- Protect endangered species: The satellite data product WhaleWatch identifies more precisely where blue whales gather to feed in the Pacific Ocean and can inform decisions about routing ships to avoid these areas.
Journal Article — Oct 22, 2020
Monetising the Savings of Remotely Sensed Data and Information in Burn Area Emergency Response (BAER) Wildfire Assessment
A journal article published in the International Journal of Wildland Fire assesses the cost-effectiveness of using satellite imagery to identify imminent post-wildfire threats to human life and safety.
Working Paper — Jul 11, 2019
The Cost-Effectiveness of Satellite Earth Observations to Inform a Post-Wildfire Response
This study demonstrates the cost-effectiveness of using satellite imagery to assess burned areas and prioritize response measures after a wildfire; it shows that, by using Landsat imagery, federal agencies can save up to $7.7 million per year in post-fire costs.
Health and Air Quality
Working Paper — Sep 12, 2018
Using Satellite Data to Fill the Gaps in the US Air Pollution Monitoring Network
This paper uses new satellite data to assess fine particulate matter concentrations and finds that 24.4 million more Americans than previously thought live in counties that do not meet the annual health standard set under the Clean Air Act.
This section includes recent work and relevant work consortium experts conducted before the consortium was created.
Journal Article — Jun 18, 2020
Quantifying the Human Health Benefits of Using Satellite Information to Detect Cyanobacterial Harmful Algal Blooms and Manage Recreational Advisories in US Lakes
This article presents an impact framework to estimate the socioeconomic benefits of satellite remote sensing for detecting cyanoHABs and managing recreational advisories at freshwater lakes.
Journal Article — Nov 29, 2017
The Value of Remotely Sensed Information: The Case of a GRACE-Enhanced Drought Severity Index
This section includes relevant work consortium experts conducted before the consortium was created.
Methods and Techniques
The following studies from RFF experts advance the methods and analytical techniques to quantify the societal value of satellite information, providing a foundation for future VOI impact assessments.
Working Paper — Jun 27, 2019
Market-Based Methods for Monetizing Uncertainty Reduction: A Case Study

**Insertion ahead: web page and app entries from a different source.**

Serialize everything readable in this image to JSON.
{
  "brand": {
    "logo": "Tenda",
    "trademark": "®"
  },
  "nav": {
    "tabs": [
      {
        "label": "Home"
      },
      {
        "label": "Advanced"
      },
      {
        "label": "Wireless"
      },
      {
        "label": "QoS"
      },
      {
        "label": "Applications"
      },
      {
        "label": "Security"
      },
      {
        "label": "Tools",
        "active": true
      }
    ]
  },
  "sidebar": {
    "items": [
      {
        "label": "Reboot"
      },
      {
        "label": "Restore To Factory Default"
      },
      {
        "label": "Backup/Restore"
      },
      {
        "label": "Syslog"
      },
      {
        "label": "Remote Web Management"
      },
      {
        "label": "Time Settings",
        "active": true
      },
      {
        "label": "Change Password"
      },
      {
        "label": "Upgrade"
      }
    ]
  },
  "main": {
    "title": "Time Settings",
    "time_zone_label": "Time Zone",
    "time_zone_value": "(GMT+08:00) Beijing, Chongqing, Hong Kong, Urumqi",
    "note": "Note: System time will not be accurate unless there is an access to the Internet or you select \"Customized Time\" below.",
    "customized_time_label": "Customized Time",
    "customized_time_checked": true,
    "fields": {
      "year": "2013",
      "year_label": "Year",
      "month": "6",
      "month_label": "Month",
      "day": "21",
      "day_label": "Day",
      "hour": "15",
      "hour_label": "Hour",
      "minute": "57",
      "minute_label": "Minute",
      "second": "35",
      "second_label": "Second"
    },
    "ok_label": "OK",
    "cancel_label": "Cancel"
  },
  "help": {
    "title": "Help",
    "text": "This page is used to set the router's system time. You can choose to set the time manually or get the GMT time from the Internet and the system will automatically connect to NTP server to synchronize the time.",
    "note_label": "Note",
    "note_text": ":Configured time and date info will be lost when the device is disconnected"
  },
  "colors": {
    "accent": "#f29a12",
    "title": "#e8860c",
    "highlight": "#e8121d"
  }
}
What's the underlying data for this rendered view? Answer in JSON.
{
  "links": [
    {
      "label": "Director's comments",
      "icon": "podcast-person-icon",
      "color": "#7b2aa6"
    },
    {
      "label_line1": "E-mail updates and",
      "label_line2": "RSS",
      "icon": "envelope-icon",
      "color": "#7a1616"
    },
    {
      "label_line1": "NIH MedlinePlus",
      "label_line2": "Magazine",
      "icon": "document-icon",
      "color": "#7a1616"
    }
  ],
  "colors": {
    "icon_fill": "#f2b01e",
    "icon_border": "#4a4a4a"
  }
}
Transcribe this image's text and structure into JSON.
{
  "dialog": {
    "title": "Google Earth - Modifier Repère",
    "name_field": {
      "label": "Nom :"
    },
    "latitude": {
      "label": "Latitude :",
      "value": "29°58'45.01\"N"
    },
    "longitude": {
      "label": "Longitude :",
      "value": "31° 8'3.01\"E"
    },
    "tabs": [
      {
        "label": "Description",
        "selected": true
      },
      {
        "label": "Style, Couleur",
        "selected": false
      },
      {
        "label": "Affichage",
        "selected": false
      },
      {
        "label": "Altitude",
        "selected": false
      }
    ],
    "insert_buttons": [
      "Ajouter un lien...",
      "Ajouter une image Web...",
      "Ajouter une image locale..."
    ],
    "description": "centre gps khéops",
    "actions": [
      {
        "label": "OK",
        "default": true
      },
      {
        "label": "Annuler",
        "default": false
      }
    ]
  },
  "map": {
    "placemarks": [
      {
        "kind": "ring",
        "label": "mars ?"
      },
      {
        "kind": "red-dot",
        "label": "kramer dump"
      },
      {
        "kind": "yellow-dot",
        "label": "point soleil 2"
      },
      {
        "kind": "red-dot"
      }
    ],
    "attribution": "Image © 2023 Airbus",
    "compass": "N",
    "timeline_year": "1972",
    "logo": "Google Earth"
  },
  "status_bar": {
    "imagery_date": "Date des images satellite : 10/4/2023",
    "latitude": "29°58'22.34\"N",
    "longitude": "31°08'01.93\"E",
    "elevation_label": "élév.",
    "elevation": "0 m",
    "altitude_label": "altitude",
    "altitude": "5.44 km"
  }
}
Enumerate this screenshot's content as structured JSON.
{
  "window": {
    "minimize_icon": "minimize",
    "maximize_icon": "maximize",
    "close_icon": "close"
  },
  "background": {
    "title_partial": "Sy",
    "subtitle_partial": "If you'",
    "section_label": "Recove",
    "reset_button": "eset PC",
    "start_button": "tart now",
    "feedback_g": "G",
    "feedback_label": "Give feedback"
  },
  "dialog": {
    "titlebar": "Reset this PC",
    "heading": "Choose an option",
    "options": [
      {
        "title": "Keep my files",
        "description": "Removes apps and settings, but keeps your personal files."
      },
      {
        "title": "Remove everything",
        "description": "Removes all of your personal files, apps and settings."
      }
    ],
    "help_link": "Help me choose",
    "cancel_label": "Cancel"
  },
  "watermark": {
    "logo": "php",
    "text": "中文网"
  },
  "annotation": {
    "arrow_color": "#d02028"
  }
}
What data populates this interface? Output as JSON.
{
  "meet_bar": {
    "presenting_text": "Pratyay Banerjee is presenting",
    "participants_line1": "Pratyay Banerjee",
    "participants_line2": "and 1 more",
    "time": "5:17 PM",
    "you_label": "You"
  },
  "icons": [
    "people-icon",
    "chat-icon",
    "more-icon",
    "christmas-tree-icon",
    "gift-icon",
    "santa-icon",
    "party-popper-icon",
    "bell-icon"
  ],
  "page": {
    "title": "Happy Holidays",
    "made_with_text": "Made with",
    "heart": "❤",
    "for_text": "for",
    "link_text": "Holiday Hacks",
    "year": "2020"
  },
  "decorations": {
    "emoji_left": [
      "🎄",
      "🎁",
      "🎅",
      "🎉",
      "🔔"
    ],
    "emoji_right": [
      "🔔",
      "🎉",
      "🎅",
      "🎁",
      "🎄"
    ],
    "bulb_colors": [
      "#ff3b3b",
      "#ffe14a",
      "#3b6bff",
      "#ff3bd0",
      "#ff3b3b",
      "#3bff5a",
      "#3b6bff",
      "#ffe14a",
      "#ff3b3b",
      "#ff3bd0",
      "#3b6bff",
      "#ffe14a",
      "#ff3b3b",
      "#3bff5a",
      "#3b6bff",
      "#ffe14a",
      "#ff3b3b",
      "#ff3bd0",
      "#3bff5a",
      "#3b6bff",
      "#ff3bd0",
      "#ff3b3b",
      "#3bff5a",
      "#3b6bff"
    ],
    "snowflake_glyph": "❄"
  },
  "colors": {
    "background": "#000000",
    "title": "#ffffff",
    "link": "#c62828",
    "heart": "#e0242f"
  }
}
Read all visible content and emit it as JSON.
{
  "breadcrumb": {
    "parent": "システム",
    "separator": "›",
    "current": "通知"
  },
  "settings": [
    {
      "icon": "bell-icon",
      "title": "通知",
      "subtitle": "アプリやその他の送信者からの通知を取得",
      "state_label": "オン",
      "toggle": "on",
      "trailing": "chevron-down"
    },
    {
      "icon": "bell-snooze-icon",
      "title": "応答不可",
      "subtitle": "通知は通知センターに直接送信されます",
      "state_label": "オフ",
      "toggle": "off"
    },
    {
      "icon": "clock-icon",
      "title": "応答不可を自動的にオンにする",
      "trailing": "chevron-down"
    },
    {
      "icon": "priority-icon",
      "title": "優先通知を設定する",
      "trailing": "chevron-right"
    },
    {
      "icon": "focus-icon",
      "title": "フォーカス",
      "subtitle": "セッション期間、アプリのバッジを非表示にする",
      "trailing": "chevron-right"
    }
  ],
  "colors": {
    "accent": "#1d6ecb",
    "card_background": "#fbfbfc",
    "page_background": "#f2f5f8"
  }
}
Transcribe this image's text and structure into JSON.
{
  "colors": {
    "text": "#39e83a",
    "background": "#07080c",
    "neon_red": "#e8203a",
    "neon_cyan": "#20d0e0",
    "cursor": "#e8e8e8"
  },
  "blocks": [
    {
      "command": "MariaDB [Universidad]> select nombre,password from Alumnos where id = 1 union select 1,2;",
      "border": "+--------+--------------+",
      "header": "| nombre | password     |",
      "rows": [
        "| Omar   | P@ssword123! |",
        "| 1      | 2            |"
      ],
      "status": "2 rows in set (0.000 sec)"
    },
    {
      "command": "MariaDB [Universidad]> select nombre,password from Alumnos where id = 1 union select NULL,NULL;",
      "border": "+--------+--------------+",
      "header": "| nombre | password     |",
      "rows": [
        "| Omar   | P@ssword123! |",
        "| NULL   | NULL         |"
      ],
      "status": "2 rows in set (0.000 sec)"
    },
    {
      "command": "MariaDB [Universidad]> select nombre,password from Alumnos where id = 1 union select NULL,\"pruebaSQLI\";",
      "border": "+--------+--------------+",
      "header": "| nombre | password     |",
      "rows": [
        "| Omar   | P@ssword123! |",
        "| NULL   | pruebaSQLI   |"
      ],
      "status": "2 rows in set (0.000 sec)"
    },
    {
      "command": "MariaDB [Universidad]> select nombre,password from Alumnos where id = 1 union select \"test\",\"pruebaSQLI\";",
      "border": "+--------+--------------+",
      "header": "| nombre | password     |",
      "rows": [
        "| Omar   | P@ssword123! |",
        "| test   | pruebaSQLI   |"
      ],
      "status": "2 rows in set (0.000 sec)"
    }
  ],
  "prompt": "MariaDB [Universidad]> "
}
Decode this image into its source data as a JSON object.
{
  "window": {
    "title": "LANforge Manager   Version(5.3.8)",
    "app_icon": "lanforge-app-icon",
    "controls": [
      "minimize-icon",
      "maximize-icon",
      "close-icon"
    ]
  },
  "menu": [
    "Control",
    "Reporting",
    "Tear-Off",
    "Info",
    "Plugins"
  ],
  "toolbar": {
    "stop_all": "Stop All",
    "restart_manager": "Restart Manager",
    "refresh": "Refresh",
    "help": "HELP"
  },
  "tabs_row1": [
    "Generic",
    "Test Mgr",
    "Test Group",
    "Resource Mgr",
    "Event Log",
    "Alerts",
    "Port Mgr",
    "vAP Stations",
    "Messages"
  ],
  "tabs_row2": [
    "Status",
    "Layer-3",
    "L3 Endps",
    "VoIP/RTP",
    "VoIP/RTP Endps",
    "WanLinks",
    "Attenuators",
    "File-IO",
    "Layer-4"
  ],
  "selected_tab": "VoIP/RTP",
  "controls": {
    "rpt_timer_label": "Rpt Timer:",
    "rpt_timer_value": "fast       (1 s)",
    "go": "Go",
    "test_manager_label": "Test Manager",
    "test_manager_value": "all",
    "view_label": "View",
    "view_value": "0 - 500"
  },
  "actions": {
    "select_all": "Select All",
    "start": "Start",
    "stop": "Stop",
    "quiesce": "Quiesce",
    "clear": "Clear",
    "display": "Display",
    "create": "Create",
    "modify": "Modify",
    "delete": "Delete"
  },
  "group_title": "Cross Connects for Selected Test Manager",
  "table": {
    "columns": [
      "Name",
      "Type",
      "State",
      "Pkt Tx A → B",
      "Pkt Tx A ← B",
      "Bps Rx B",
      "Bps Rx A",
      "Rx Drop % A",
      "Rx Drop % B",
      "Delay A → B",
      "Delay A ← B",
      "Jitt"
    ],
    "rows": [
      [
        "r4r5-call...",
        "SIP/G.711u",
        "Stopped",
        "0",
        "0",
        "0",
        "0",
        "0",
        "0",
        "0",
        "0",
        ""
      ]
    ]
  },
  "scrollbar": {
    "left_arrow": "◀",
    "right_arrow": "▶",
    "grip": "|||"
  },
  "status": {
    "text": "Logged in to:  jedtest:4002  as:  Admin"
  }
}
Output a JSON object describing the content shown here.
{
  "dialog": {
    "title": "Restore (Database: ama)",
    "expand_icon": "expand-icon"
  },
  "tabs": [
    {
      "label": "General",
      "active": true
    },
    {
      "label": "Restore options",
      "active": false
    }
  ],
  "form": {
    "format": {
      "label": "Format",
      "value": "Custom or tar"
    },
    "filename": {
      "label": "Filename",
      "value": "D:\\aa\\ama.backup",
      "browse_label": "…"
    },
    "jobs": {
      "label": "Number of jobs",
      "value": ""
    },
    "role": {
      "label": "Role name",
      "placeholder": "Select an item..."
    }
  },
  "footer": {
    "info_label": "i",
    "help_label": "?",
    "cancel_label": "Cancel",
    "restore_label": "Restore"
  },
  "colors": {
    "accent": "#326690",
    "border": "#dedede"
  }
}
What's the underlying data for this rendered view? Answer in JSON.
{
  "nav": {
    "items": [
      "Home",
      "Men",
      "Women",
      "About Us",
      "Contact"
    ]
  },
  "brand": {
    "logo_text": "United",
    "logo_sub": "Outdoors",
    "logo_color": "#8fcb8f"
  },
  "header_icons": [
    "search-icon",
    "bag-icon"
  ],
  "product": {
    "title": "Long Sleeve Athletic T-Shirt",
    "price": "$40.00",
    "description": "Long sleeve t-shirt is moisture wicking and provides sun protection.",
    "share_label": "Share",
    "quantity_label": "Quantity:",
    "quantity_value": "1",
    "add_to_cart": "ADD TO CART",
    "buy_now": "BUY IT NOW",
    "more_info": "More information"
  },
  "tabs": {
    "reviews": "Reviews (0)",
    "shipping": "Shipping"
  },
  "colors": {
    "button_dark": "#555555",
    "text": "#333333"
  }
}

A market-based method to quantify the societal value of Soil Moisture Active Passive mission information.
Journal Article — May 20, 2019
Ice Sheet Contributions to Future Sea Level Rise from Structured Expert Judgment
Future sea level rise (SLR) poses serious threats to the viability of coastal communities but continues to be challenging to project using deterministic modeling approaches.
Journal Article — Mar 29, 2019
Monetizing the Value of Measurements of Equilibrium Climate Sensitivity Using the Social Cost of Carbon
This study shows how real options theory in combination with the social cost of carbon may help to calculate the value of information regarding equilibrium climate sensitivity and estimate the relative advantages of two different Earth Observing Systems.
Journal Article — Nov 5, 2018
Probabilistic reasoning about measurements of equilibrium climate sensitivity: combining disparate lines of evidence
Lacking the ability to evaluate the advice, public media striving for balance can unwittingly promote the idea that conflicting advice can simply be ignored. Behind this perspective is a lack of understanding among the general public about the role of disagreement in science.